I saw this Science Daily article reporting the results of a recent paper, and thought it was too cool to not share. This is a link to the original paper, if you’re interested. Many frog species have bouts of explosive … Continue reading →
This morning I came across this i09 arcitle about Zack Kopplin’s fight against teaching creationism in science classes in public schools. I looked at the comments (which is not usually a good thing to do) and saw that at least one person claimed that evolution is not testable (as the article states), and that “some facets of it are just as much religion as anything else”. I usually try not to engage people who tend to dismiss evolution in that way, because usually that will get you nowhere, but it occurred to me that the person who wrote that is suffering more from ignorance than anything else. So I thought I would try to educate a few folks at least by writing a blog post.
Evolution can be split into two parts: the pattern and the process. The pattern of evolution could also be called the history of life on Earth. And yes, there is a lot that we do not know about it because we have only an incomplete fossil record. Most of what we know from that is based on observations (painstaking observations in many cases), but that is true of a good deal of what we know about species that are currently alive on Earth. And although the conclusions drawn from the fossil record may not seem testable, scientists use computer simulations to test their hypotheses. This is perfectly in line with the scientific method: make observations (look at the fossils), create hypotheses, test the hypotheses (the computer models), and draw conclusions from the results. Then go back to the beginning and start again!
When it comes to understanding the process of evolution, we’re talking about figuring out HOW it might occur. These processes include things like mutation, natural selection, and sexual selection. This is what I study. And I study it using the scientific method, which comes back to the idea of studying evolution as a testable theory in science (side note: for something to become “theory” in science, its hypotheses MUST be tested and supported repeatably). Anyway, the process can be studied in many ways, such as looking at allele frequencies of genes, looking at differential expression of genes, studying behaviors of animals, using mathematical models, using computer simulations, and the list goes on and on. All of these studies are done in an effort to understand a hypothesis, and at the end of a study/experiment, the data will either support or not support the hypothesis. That is how science works, folks! And yes, maybe in the effort to study evolution we’re not all manipulating an organism like you might in a lab studying cancer, but in some cases you might. It all depends on the hypothesis you’re addressing!
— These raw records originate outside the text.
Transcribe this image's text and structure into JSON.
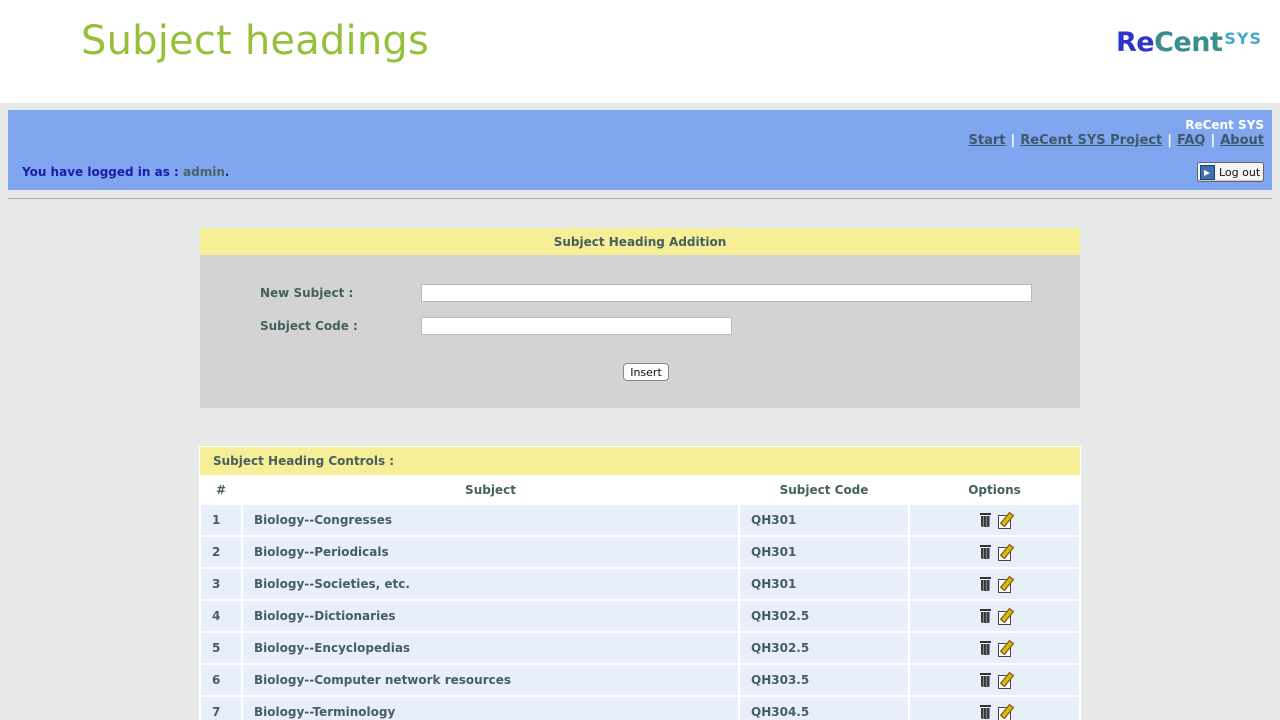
{
  "slide": {
    "title": "Subject headings",
    "logo": {
      "part1": "Re",
      "part2": "Cent",
      "part3": "SYS"
    }
  },
  "topbar": {
    "brand": "ReCent SYS",
    "nav": [
      {
        "label": "Start"
      },
      {
        "label": "ReCent SYS Project"
      },
      {
        "label": "FAQ"
      },
      {
        "label": "About"
      }
    ],
    "nav_separator": "|",
    "login_prefix": "You have logged in as :",
    "login_user": "admin",
    "logout_label": "Log out"
  },
  "addition": {
    "title": "Subject Heading Addition",
    "new_subject_label": "New Subject :",
    "new_subject_value": "",
    "subject_code_label": "Subject Code :",
    "subject_code_value": "",
    "insert_label": "Insert"
  },
  "controls": {
    "title": "Subject Heading Controls :",
    "columns": [
      "#",
      "Subject",
      "Subject Code",
      "Options"
    ],
    "rows": [
      {
        "num": "1",
        "subject": "Biology--Congresses",
        "code": "QH301"
      },
      {
        "num": "2",
        "subject": "Biology--Periodicals",
        "code": "QH301"
      },
      {
        "num": "3",
        "subject": "Biology--Societies, etc.",
        "code": "QH301"
      },
      {
        "num": "4",
        "subject": "Biology--Dictionaries",
        "code": "QH302.5"
      },
      {
        "num": "5",
        "subject": "Biology--Encyclopedias",
        "code": "QH302.5"
      },
      {
        "num": "6",
        "subject": "Biology--Computer network resources",
        "code": "QH303.5"
      },
      {
        "num": "7",
        "subject": "Biology--Terminology",
        "code": "QH304.5"
      }
    ]
  },
  "colors": {
    "title_green": "#94c03a",
    "topbar_blue": "#7fa6ef",
    "panel_yellow": "#f7ee98",
    "row_blue": "#e8effb"
  }
}
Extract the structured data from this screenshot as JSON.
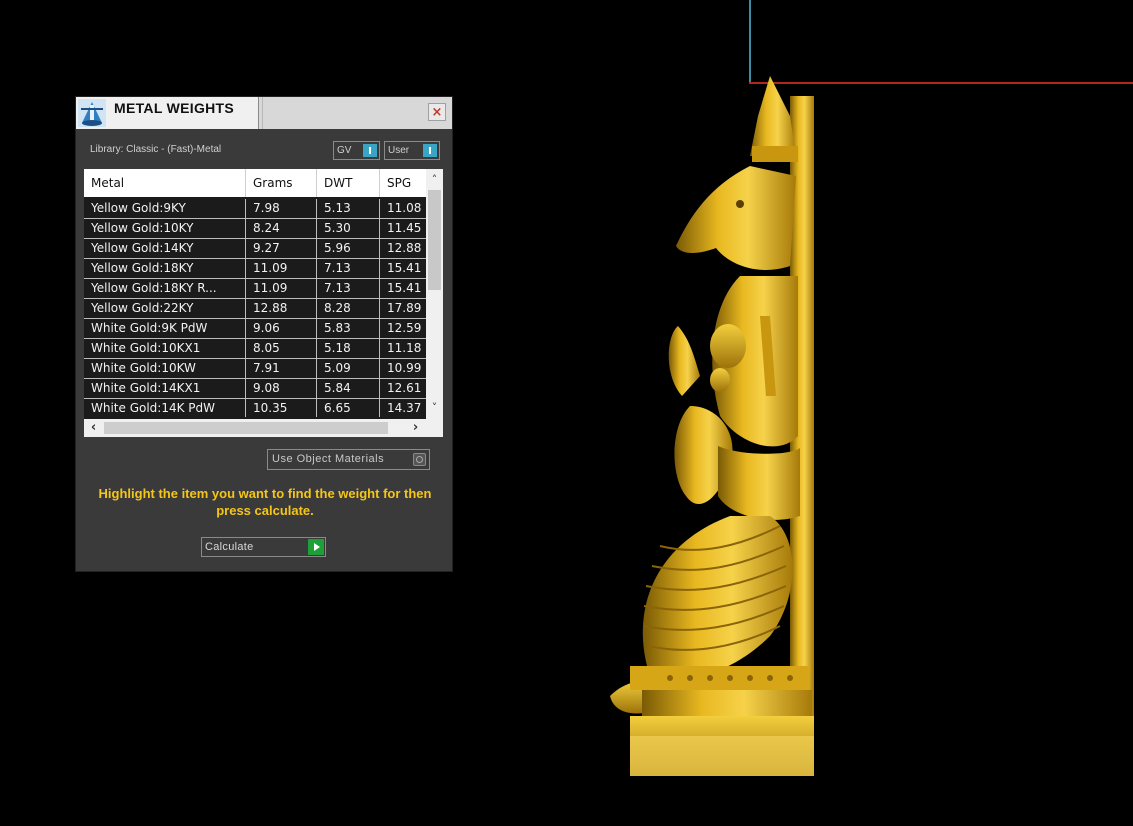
{
  "dialog": {
    "title": "METAL WEIGHTS",
    "close_label": "×",
    "library_label": "Library: Classic - (Fast)-Metal",
    "toggle_gv": "GV",
    "toggle_user": "User",
    "use_object_materials": "Use Object Materials",
    "instruction": "Highlight the item you want to find the weight for then press calculate.",
    "calculate_label": "Calculate"
  },
  "table": {
    "headers": [
      "Metal",
      "Grams",
      "DWT",
      "SPG"
    ],
    "rows": [
      [
        "Yellow Gold:9KY",
        "7.98",
        "5.13",
        "11.08"
      ],
      [
        "Yellow Gold:10KY",
        "8.24",
        "5.30",
        "11.45"
      ],
      [
        "Yellow Gold:14KY",
        "9.27",
        "5.96",
        "12.88"
      ],
      [
        "Yellow Gold:18KY",
        "11.09",
        "7.13",
        "15.41"
      ],
      [
        "Yellow Gold:18KY R...",
        "11.09",
        "7.13",
        "15.41"
      ],
      [
        "Yellow Gold:22KY",
        "12.88",
        "8.28",
        "17.89"
      ],
      [
        "White Gold:9K PdW",
        "9.06",
        "5.83",
        "12.59"
      ],
      [
        "White Gold:10KX1",
        "8.05",
        "5.18",
        "11.18"
      ],
      [
        "White Gold:10KW",
        "7.91",
        "5.09",
        "10.99"
      ],
      [
        "White Gold:14KX1",
        "9.08",
        "5.84",
        "12.61"
      ],
      [
        "White Gold:14K PdW",
        "10.35",
        "6.65",
        "14.37"
      ]
    ]
  },
  "colors": {
    "instruction_text": "#f5c518",
    "toggle_knob": "#3aa4c4",
    "calculate_go": "#1fa037",
    "model_gold": "#e0b020"
  },
  "icons": {
    "app": "scale-icon",
    "close": "close-icon",
    "scroll_up": "chevron-up-icon",
    "scroll_down": "chevron-down-icon",
    "scroll_left": "chevron-left-icon",
    "scroll_right": "chevron-right-icon",
    "calculate": "play-icon"
  }
}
I hope this blog post has convinced you that studying evolution is done actually using the scientific method, and that it’s not just all magical/religious mumbo jumbo. If not, leave a comment!